U.S. District Judge Dean Whipple denied a request for a preliminary injunction Sept. 13, but attorneys for the disabled are raising the issue again with the 8th U.S. Circuit Court of Appeals.
On Sept. 1, the state Medicaid program for the poor stopped covering durable medical equipment such as hospital beds, wheelchair batteries, breathing aids and cushions used to prevent bedsores. The cuts affected most adults on the program but specifically exempted the blind, pregnant and children.
Attorneys for the plaintiffs argued that the exceptions illegally discriminate based on diagnosis.
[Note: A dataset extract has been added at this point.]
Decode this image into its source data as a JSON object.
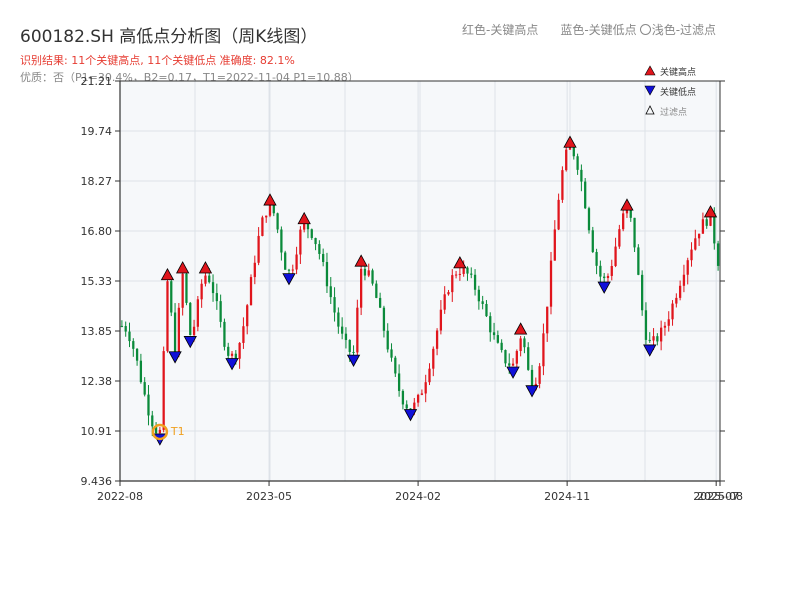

By providing payment for some people's equipment expenses, they argued, Missouri had committed to paying such expenses for all who met federal Medicaid eligibility.
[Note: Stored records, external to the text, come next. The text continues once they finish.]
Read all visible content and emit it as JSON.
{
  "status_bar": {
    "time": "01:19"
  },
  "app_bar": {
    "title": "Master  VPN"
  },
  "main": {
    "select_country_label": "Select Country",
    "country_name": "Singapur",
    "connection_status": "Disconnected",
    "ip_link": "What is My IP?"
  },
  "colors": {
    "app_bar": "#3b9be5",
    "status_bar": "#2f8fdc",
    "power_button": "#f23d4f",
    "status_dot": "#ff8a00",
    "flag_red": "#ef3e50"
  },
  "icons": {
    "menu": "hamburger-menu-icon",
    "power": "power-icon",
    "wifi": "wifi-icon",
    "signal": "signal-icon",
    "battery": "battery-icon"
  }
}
But Whipple ruled that the federal government does not require state Medicaid programs to cover durable medical equipment, so the Missouri Legislature and governor legally can opt not to do so. The judge also said federal Medicaid regulations allow for more services to be provided to children and pregnant women, and the state has applied for a federal waiver to offer more services to the blind than to other categories of people.
"We thought the judge's decision was legally not correct," said Thomas Kennedy, an Alton, Ill., attorney who represents the disabled plaintiffs. "This is an emergency for almost 400,000 people in Missouri, so we appealed."
The Department of Social Services says that about 340,000 Medicaid recipients are eligible for the medical services that were eliminated, but some smaller portion would have actually used those services.
Department spokeswoman Deborah Scott said the agency will continue to carry out the cuts while the case is appealed.